My fears tend to focus mainly on sense of self and sense of community, and sometimes the two of them are tied together. On the sense of self side, and it’s taken me decades to be able to define this, I’m a quiet, shy, introverted person. My work character and persona would say otherwise, but right from when I got into grade school, I either labeled myself or had someone else label me as different. Growing up in the 80s, this wasn’t the same kind of inclusive, permissive environment that exists today (and with the rear-view mirror well-installed, I can see just how many fucks were expensed on acceptance). I was the kid who had natural talent in class. I had the answers already, and things came easy. I was absolutely terrified of making mistakes. If I opened my mouth, got something wrong, and the kids laughed, that sound echoed with me for years to come. So I stopped opening my mouth. I withdrew in fear, and consequently denied myself a great number of growth opportunities for the future.

This also applies to the physical sense of self. I was always concerned with how I was seen by others, and more than anything, I just wanted to be *seen*. I was the kid who always got picked last or second-to-last, I only started to like my body in the last five years. I lived in fear of what others would think about how I dressed, how I talked, how I acted.

As an adult, I’ve been able to allay a lot of these fears, but a lot of them have come at what could be seen as a cost. I ended up joining the military as a means to get myself off to college and away from my hometown and my past and to establish myself as my own person, not as someone’s son or “that kid from school”. The military has proven to be an interesting place for me as I have risen through the ranks, often terrified of either the task at hand or for blundering (and trust me, I’ve seen some classic, epic blunders, and can only imagine what the psychological toll is on the person leading that particular piece of the puzzle). Again, timing is everything – as a young private in the mid-90s, especially post-Somalia, I fit in just nicely with a group of folks who were struggling to be considered professionals in matching suits, working hard to legitimize their work after dealing with a major corporate scandal. The army taught me to overcome fears about skill – I had the training, and later, the experience, that I needed to get by, and that was everything. Fake it till you make it. Confidence grew along with knowledge, to the point where I could feel that line where I was making decisions based on fact and judgement, and things were going well. I still make mistakes – the difference now is in the ownership. I own my mistakes, and I use my own mistakes to help people around me to learn how to make better decisions.

Now that I have kids, I also have fears related to them. Especially challenging right now is my eldest, who is suffering with depression, anxiety, ADHD, and a deep want to experiment with drugs. He, too, is a smart cookie, but he’s running out of time to get foundational experience through school that will allow him to go out and be an adult in the world.

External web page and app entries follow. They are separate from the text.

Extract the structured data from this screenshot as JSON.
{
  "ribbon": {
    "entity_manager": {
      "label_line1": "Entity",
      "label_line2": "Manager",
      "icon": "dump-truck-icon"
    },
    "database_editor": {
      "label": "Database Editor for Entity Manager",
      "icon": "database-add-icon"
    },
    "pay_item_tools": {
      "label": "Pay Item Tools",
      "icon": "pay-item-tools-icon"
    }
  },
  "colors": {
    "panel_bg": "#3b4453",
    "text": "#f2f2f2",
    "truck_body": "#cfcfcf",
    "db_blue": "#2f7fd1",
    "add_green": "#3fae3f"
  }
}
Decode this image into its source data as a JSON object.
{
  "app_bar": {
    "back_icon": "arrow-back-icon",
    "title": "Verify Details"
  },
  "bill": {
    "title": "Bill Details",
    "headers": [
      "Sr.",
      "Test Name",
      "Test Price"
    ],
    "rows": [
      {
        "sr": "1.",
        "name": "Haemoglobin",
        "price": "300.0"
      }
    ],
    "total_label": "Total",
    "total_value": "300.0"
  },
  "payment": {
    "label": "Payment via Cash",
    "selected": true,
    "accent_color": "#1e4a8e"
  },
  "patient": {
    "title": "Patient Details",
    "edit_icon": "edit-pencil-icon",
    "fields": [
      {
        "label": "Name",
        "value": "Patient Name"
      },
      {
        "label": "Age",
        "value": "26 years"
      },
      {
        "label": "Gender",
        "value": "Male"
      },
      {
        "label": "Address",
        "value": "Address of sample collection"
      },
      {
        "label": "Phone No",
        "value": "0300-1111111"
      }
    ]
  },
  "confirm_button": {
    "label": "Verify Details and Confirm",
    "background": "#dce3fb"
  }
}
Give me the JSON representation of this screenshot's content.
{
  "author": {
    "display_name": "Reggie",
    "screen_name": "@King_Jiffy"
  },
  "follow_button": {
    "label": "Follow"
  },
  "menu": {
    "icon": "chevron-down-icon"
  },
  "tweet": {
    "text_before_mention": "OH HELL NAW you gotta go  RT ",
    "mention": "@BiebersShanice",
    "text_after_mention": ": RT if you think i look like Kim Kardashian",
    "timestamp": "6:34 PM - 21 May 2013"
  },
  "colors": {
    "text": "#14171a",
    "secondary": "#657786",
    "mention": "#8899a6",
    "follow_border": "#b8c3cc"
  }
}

I was on a backpacking trip in the Olympic Mountains earlier this year in an area without cell service and with the way things were headed, I had this sinking feeling that I’d be turning my phone on and getting word that he was dead. That’s the level of fear that I’m getting out of the experience with him.

He’s a strong kid. He knows the differences between right and wrong. He just ignores them and hasn’t been caught in a meaningful way yet. My other fear is that this youthful rebellion will catch up with him and completely tank his plans to go explore the world.